Task → Wherever a line in the records contains the word "header", return that line.
**** Data for analysis ****
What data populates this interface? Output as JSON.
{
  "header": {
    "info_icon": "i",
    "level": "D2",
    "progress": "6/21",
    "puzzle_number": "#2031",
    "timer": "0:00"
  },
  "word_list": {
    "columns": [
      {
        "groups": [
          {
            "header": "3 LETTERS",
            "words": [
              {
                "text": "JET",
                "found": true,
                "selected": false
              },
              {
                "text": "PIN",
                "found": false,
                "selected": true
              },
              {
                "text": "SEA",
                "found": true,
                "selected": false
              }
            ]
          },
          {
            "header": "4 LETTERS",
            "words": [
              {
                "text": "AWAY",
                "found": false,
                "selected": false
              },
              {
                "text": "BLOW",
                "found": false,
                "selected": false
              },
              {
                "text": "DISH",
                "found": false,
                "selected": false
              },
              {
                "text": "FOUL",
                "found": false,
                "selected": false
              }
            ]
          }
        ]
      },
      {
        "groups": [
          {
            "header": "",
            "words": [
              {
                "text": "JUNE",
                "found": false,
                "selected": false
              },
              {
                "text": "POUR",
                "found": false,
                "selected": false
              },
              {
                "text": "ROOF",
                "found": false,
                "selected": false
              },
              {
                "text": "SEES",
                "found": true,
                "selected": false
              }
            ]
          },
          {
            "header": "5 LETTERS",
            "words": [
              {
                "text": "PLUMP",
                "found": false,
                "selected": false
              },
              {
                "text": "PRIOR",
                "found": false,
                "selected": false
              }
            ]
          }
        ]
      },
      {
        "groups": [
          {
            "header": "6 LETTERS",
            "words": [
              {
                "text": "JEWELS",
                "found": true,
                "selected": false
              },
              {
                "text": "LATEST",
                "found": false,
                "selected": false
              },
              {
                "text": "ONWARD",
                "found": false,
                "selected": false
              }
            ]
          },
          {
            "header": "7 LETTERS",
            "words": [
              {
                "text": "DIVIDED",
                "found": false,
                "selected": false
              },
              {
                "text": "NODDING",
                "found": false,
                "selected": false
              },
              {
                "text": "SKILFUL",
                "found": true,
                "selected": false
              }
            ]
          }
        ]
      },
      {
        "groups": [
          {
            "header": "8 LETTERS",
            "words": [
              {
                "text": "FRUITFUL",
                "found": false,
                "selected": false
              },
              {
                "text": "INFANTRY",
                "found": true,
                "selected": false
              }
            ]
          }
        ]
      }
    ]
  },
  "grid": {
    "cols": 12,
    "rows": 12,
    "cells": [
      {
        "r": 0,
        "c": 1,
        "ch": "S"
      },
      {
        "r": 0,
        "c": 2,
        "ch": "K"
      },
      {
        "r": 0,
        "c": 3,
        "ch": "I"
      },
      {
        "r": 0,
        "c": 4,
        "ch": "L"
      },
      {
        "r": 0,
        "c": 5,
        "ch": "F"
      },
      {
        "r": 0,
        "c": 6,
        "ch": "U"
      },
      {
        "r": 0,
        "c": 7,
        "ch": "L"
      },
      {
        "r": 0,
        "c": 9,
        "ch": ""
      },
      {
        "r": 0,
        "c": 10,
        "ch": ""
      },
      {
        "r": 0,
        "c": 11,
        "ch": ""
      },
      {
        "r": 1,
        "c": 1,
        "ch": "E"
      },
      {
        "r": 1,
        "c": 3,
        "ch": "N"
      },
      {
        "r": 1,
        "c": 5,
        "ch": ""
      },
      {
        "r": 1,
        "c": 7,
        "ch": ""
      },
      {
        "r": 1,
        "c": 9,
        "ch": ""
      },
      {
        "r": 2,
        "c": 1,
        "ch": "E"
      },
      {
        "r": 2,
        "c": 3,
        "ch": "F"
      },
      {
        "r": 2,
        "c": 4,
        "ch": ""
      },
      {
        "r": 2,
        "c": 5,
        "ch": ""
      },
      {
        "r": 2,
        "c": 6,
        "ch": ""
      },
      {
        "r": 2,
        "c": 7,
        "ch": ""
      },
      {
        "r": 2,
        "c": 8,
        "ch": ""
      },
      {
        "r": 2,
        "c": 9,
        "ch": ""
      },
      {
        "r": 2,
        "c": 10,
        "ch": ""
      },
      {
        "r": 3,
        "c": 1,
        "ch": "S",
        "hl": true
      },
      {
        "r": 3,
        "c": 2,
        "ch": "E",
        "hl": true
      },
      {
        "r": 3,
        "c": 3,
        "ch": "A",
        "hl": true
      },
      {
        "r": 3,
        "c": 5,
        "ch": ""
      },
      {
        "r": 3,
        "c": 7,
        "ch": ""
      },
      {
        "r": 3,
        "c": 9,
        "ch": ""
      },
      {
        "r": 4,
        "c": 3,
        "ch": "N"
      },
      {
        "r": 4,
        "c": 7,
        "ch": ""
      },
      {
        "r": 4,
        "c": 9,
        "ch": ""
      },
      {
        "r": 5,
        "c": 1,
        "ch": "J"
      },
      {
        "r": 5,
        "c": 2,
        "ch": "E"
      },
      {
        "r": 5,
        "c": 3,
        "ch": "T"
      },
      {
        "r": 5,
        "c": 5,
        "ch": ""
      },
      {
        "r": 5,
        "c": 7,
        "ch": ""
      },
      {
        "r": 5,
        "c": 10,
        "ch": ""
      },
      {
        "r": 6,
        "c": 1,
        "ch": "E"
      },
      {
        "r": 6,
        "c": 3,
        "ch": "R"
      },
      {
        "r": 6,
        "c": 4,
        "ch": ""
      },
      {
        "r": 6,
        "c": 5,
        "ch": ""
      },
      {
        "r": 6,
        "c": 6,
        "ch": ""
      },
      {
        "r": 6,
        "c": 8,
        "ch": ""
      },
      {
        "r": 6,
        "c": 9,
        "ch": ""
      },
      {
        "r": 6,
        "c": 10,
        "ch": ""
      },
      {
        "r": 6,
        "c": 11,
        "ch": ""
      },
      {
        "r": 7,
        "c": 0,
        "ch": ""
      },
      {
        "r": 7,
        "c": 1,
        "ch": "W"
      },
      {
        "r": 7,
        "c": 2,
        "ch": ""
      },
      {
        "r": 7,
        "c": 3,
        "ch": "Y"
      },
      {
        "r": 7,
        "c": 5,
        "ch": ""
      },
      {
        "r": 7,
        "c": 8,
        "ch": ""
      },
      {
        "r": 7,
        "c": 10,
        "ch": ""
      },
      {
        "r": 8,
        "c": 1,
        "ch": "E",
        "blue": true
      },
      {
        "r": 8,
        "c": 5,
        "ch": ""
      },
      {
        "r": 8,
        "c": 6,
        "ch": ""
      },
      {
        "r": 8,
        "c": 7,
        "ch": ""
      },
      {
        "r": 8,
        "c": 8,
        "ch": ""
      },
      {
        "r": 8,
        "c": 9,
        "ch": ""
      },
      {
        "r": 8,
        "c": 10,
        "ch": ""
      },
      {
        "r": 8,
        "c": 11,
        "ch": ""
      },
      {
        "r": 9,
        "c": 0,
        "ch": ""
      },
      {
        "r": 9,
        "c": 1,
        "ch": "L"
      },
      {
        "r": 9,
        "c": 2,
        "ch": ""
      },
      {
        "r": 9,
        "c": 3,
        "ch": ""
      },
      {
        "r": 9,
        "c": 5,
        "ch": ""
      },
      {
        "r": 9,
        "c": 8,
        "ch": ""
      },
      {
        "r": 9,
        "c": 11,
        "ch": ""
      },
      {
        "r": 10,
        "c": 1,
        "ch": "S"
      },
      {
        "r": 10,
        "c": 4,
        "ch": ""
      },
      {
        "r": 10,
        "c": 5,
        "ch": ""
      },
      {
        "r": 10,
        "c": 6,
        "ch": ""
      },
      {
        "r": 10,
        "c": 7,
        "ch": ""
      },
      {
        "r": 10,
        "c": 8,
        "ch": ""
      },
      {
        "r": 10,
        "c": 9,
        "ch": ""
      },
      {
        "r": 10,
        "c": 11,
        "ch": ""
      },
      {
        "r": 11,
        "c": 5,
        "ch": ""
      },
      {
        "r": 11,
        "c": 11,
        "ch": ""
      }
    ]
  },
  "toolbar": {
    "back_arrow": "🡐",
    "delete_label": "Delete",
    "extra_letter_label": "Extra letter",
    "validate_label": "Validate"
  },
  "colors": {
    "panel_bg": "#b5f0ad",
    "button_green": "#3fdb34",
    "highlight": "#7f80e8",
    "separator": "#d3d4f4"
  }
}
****
Answer box →
  "header": {
            "header": "3 LETTERS",
            "header": "4 LETTERS",
            "header": "",
            "header": "5 LETTERS",
            "header": "6 LETTERS",
            "header": "7 LETTERS",
            "header": "8 LETTERS",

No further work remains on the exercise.